## Given data
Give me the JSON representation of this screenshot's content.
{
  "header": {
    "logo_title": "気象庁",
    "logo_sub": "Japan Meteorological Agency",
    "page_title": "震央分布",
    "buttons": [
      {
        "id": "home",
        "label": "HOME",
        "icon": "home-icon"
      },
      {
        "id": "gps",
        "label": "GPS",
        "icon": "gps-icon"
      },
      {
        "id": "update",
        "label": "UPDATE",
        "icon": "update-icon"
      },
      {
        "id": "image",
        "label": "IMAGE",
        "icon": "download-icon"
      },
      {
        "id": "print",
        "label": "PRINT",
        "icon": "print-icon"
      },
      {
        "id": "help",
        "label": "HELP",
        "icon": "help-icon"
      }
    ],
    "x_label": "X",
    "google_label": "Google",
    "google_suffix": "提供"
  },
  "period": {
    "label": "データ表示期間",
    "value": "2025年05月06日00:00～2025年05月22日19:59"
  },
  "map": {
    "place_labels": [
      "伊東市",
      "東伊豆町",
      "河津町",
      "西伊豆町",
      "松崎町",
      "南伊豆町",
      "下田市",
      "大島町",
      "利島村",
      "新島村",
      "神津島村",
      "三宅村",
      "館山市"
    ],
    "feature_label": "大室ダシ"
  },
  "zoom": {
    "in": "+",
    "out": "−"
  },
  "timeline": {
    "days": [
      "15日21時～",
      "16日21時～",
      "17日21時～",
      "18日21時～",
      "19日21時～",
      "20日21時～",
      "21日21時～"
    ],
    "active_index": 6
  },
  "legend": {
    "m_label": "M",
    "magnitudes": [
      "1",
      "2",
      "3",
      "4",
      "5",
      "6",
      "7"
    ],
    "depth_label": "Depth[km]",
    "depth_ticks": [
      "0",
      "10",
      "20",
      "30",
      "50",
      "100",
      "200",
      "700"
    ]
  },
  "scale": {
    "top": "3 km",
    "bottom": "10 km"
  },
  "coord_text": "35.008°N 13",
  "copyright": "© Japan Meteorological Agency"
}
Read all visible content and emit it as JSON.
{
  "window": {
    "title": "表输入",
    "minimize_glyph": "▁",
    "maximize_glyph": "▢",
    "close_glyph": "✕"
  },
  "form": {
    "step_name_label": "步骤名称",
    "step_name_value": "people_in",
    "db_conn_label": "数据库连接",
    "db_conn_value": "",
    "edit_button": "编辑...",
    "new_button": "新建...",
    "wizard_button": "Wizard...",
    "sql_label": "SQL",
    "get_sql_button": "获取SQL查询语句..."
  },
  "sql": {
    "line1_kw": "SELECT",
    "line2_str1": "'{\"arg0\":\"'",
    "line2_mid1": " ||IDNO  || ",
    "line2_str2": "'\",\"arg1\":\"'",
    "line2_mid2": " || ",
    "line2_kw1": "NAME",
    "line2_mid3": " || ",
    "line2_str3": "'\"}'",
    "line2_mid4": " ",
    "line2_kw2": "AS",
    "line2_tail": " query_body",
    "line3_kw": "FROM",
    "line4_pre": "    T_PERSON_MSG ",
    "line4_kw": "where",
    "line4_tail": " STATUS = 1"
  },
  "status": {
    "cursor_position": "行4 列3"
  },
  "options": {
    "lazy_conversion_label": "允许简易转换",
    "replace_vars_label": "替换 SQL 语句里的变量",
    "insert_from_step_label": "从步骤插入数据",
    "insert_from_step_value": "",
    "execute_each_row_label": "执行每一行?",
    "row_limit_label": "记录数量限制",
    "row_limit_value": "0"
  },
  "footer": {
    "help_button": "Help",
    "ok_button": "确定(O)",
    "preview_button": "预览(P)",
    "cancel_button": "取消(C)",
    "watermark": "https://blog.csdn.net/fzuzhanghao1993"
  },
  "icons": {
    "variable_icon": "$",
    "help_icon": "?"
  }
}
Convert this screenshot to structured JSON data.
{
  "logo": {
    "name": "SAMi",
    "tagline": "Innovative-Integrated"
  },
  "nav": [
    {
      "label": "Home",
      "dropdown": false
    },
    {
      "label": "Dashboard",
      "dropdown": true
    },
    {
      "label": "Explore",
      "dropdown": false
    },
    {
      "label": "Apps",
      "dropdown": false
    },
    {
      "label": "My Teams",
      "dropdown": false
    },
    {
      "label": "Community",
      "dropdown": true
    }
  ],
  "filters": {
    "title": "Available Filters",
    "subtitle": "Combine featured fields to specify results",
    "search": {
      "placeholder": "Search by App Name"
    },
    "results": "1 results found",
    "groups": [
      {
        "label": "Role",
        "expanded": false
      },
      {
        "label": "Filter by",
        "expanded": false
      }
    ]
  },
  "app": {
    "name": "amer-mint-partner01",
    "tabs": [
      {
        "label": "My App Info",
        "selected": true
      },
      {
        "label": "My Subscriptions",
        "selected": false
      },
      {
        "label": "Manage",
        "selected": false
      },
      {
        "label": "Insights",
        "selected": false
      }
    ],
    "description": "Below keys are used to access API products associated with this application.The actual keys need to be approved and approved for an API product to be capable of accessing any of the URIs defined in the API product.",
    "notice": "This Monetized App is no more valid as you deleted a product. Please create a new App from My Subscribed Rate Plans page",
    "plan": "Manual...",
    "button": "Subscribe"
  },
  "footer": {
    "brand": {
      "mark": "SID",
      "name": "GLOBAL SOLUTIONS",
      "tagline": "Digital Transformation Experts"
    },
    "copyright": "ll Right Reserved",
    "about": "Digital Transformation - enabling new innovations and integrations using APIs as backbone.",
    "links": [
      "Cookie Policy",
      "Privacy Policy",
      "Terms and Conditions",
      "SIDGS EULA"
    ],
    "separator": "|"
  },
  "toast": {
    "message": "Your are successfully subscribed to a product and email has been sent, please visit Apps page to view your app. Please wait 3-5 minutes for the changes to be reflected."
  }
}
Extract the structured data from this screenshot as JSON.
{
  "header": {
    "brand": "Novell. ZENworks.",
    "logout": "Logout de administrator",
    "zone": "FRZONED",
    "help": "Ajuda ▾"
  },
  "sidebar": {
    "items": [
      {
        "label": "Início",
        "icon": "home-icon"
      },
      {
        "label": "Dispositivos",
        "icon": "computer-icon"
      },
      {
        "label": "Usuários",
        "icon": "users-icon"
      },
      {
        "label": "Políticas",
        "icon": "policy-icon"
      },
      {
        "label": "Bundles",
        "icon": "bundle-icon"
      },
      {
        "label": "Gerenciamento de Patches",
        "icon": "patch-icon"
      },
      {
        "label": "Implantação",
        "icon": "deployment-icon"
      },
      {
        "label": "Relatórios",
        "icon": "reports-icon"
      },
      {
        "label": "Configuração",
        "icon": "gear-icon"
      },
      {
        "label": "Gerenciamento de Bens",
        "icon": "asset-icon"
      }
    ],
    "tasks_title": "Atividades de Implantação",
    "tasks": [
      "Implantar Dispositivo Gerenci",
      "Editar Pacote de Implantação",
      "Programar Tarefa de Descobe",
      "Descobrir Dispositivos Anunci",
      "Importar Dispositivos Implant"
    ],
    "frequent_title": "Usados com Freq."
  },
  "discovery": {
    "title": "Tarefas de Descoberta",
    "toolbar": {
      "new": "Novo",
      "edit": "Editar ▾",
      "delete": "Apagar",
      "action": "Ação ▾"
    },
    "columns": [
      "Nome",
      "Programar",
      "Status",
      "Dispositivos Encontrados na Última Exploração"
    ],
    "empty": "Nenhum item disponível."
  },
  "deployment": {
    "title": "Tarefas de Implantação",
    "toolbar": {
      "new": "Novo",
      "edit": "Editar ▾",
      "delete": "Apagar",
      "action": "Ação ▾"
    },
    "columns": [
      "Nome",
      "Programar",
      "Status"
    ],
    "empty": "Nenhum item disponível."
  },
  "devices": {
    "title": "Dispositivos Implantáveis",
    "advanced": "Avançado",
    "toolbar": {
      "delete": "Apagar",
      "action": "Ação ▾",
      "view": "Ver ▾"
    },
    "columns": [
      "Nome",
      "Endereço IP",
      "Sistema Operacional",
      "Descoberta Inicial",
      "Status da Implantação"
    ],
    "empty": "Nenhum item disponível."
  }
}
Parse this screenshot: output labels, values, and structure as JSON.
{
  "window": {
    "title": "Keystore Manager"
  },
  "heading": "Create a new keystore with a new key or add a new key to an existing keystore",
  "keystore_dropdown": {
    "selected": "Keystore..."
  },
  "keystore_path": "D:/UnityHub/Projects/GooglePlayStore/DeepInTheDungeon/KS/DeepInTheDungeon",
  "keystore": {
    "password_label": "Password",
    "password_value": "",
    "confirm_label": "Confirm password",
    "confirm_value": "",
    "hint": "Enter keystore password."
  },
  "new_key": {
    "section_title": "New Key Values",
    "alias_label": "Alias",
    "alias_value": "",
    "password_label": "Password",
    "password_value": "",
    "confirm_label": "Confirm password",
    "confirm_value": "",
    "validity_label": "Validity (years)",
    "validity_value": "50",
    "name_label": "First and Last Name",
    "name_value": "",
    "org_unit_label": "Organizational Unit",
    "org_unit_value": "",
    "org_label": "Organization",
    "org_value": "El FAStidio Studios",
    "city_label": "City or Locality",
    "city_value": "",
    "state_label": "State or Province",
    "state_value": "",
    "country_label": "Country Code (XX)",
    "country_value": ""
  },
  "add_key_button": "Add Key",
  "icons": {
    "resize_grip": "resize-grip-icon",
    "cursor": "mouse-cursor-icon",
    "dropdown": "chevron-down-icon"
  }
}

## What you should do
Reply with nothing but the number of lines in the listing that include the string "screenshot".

## Exercise result
4